WORK TO BE COMPLETED: Because the images are not wanted, restate every line below word for word without them.

[RECORDS SUPPLIED Boundary: Start]

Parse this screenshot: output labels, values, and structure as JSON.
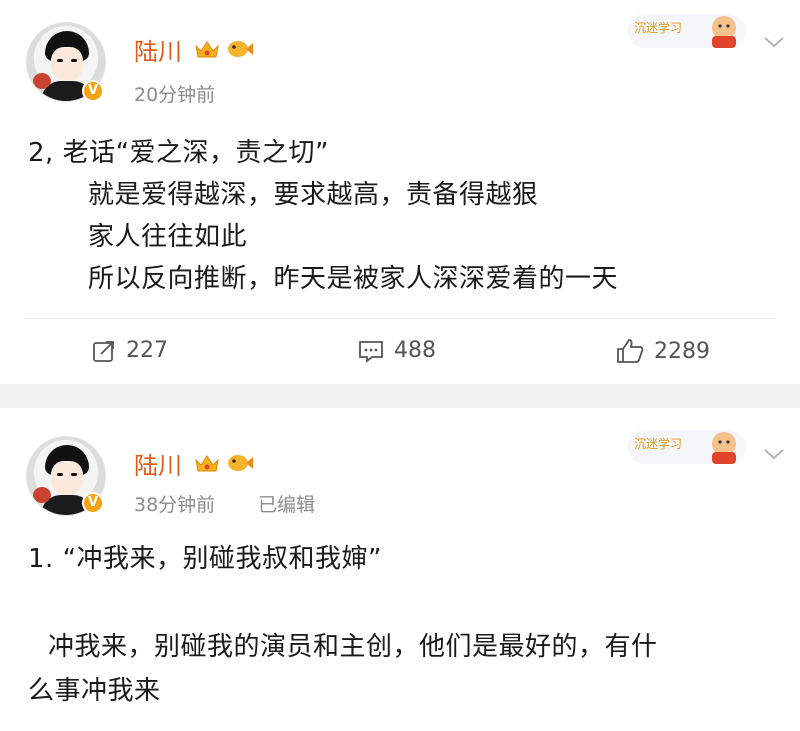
{
  "post1": {
    "username": "陆川",
    "time": "20分钟前",
    "lines": [
      "2,  老话“爱之深，责之切”",
      "就是爱得越深，要求越高，责备得越狠",
      "家人往往如此",
      "所以反向推断，昨天是被家人深深爱着的一天"
    ],
    "actions": {
      "repost": "227",
      "comment": "488",
      "like": "2289"
    },
    "verified_badge": "V",
    "sticker_text": "沉迷学习"
  },
  "post2": {
    "username": "陆川",
    "time": "38分钟前",
    "edited": "已编辑",
    "lines": [
      "1. “冲我来，别碰我叔和我婶”",
      "冲我来，别碰我的演员和主创，他们是最好的，有什",
      "么事冲我来"
    ],
    "verified_badge": "V",
    "sticker_text": "沉迷学习"
  },
  "colors": {
    "username": "#e05c1b",
    "meta": "#8c8c8c",
    "badge": "#f5a316",
    "separator": "#f1f1f1"
  },
  "icons": [
    "crown-icon",
    "fish-icon",
    "chevron-down-icon",
    "repost-icon",
    "comment-icon",
    "like-icon"
  ]
}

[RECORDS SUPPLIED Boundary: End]

EXERCISE RESPONSE:
Parse this screenshot: output labels, values, and structure as JSON.
{
  "post1": {
    "username": "陆川",
    "time": "20分钟前",
    "lines": [
      "2,  老话“爱之深，责之切”",
      "就是爱得越深，要求越高，责备得越狠",
      "家人往往如此",
      "所以反向推断，昨天是被家人深深爱着的一天"
    ],
    "actions": {
      "repost": "227",
      "comment": "488",
      "like": "2289"
    },
    "verified_badge": "V",
    "sticker_text": "沉迷学习"
  },
  "post2": {
    "username": "陆川",
    "time": "38分钟前",
    "edited": "已编辑",
    "lines": [
      "1. “冲我来，别碰我叔和我婶”",
      "冲我来，别碰我的演员和主创，他们是最好的，有什",
      "么事冲我来"
    ],
    "verified_badge": "V",
    "sticker_text": "沉迷学习"
  },
  "colors": {
    "username": "#e05c1b",
    "meta": "#8c8c8c",
    "badge": "#f5a316",
    "separator": "#f1f1f1"
  },
  "icons": [
    "crown-icon",
    "fish-icon",
    "chevron-down-icon",
    "repost-icon",
    "comment-icon",
    "like-icon"
  ]
}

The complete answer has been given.